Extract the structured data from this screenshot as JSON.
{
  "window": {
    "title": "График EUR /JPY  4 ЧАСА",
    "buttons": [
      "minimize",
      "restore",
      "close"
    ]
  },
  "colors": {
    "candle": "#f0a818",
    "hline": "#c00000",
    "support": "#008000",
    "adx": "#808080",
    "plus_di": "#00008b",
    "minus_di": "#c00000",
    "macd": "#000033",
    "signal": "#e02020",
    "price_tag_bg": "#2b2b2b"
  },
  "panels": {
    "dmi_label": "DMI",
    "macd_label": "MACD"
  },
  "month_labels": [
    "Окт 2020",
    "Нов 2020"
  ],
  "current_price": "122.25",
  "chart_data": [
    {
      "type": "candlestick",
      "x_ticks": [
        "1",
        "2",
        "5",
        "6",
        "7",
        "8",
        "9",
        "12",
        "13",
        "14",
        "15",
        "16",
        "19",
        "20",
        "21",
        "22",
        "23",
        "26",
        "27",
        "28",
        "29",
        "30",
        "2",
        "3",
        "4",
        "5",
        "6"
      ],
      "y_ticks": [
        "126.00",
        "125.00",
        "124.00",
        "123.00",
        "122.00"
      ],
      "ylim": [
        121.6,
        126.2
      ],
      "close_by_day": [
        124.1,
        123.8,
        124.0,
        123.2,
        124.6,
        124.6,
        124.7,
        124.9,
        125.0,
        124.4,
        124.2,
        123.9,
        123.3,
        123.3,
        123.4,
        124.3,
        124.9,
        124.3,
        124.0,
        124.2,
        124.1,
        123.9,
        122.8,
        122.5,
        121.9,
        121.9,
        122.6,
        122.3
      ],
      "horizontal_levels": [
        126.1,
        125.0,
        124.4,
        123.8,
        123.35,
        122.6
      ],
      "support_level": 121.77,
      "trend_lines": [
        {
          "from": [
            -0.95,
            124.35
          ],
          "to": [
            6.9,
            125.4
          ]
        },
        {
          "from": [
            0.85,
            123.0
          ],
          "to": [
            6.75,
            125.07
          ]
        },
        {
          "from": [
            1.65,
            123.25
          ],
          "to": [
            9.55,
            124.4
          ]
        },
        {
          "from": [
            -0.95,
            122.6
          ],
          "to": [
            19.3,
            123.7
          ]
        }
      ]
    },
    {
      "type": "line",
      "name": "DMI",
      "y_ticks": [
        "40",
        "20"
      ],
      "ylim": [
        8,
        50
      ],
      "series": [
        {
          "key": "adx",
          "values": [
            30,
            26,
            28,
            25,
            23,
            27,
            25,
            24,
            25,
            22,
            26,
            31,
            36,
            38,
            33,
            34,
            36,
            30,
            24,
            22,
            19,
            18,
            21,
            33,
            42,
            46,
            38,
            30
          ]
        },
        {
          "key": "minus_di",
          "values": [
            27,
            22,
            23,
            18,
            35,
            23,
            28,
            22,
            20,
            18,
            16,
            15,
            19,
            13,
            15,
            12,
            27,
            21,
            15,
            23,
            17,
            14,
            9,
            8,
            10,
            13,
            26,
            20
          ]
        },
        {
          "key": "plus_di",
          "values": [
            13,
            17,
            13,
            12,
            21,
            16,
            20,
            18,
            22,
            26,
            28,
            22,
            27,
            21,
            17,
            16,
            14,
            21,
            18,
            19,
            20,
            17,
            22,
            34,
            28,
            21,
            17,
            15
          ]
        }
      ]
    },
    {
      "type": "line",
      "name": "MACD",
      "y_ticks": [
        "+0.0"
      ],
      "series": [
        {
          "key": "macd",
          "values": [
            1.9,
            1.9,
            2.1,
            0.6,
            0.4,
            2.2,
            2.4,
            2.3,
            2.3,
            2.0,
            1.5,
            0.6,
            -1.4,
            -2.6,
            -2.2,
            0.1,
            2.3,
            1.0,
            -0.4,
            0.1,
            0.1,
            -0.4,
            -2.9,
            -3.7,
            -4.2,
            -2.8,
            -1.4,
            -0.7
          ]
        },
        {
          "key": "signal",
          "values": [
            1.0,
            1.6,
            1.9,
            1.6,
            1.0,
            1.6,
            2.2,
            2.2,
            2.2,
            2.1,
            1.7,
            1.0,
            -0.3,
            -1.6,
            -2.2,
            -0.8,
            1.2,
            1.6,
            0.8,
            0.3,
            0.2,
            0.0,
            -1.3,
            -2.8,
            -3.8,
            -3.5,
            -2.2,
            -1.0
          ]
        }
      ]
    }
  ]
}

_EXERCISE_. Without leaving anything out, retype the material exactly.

_TASK OUTPUT_.
Extract the structured data from this screenshot as JSON.
{
  "window": {
    "title": "График EUR /JPY  4 ЧАСА",
    "buttons": [
      "minimize",
      "restore",
      "close"
    ]
  },
  "colors": {
    "candle": "#f0a818",
    "hline": "#c00000",
    "support": "#008000",
    "adx": "#808080",
    "plus_di": "#00008b",
    "minus_di": "#c00000",
    "macd": "#000033",
    "signal": "#e02020",
    "price_tag_bg": "#2b2b2b"
  },
  "panels": {
    "dmi_label": "DMI",
    "macd_label": "MACD"
  },
  "month_labels": [
    "Окт 2020",
    "Нов 2020"
  ],
  "current_price": "122.25",
  "chart_data": [
    {
      "type": "candlestick",
      "x_ticks": [
        "1",
        "2",
        "5",
        "6",
        "7",
        "8",
        "9",
        "12",
        "13",
        "14",
        "15",
        "16",
        "19",
        "20",
        "21",
        "22",
        "23",
        "26",
        "27",
        "28",
        "29",
        "30",
        "2",
        "3",
        "4",
        "5",
        "6"
      ],
      "y_ticks": [
        "126.00",
        "125.00",
        "124.00",
        "123.00",
        "122.00"
      ],
      "ylim": [
        121.6,
        126.2
      ],
      "close_by_day": [
        124.1,
        123.8,
        124.0,
        123.2,
        124.6,
        124.6,
        124.7,
        124.9,
        125.0,
        124.4,
        124.2,
        123.9,
        123.3,
        123.3,
        123.4,
        124.3,
        124.9,
        124.3,
        124.0,
        124.2,
        124.1,
        123.9,
        122.8,
        122.5,
        121.9,
        121.9,
        122.6,
        122.3
      ],
      "horizontal_levels": [
        126.1,
        125.0,
        124.4,
        123.8,
        123.35,
        122.6
      ],
      "support_level": 121.77,
      "trend_lines": [
        {
          "from": [
            -0.95,
            124.35
          ],
          "to": [
            6.9,
            125.4
          ]
        },
        {
          "from": [
            0.85,
            123.0
          ],
          "to": [
            6.75,
            125.07
          ]
        },
        {
          "from": [
            1.65,
            123.25
          ],
          "to": [
            9.55,
            124.4
          ]
        },
        {
          "from": [
            -0.95,
            122.6
          ],
          "to": [
            19.3,
            123.7
          ]
        }
      ]
    },
    {
      "type": "line",
      "name": "DMI",
      "y_ticks": [
        "40",
        "20"
      ],
      "ylim": [
        8,
        50
      ],
      "series": [
        {
          "key": "adx",
          "values": [
            30,
            26,
            28,
            25,
            23,
            27,
            25,
            24,
            25,
            22,
            26,
            31,
            36,
            38,
            33,
            34,
            36,
            30,
            24,
            22,
            19,
            18,
            21,
            33,
            42,
            46,
            38,
            30
          ]
        },
        {
          "key": "minus_di",
          "values": [
            27,
            22,
            23,
            18,
            35,
            23,
            28,
            22,
            20,
            18,
            16,
            15,
            19,
            13,
            15,
            12,
            27,
            21,
            15,
            23,
            17,
            14,
            9,
            8,
            10,
            13,
            26,
            20
          ]
        },
        {
          "key": "plus_di",
          "values": [
            13,
            17,
            13,
            12,
            21,
            16,
            20,
            18,
            22,
            26,
            28,
            22,
            27,
            21,
            17,
            16,
            14,
            21,
            18,
            19,
            20,
            17,
            22,
            34,
            28,
            21,
            17,
            15
          ]
        }
      ]
    },
    {
      "type": "line",
      "name": "MACD",
      "y_ticks": [
        "+0.0"
      ],
      "series": [
        {
          "key": "macd",
          "values": [
            1.9,
            1.9,
            2.1,
            0.6,
            0.4,
            2.2,
            2.4,
            2.3,
            2.3,
            2.0,
            1.5,
            0.6,
            -1.4,
            -2.6,
            -2.2,
            0.1,
            2.3,
            1.0,
            -0.4,
            0.1,
            0.1,
            -0.4,
            -2.9,
            -3.7,
            -4.2,
            -2.8,
            -1.4,
            -0.7
          ]
        },
        {
          "key": "signal",
          "values": [
            1.0,
            1.6,
            1.9,
            1.6,
            1.0,
            1.6,
            2.2,
            2.2,
            2.2,
            2.1,
            1.7,
            1.0,
            -0.3,
            -1.6,
            -2.2,
            -0.8,
            1.2,
            1.6,
            0.8,
            0.3,
            0.2,
            0.0,
            -1.3,
            -2.8,
            -3.8,
            -3.5,
            -2.2,
            -1.0
          ]
        }
      ]
    }
  ]
}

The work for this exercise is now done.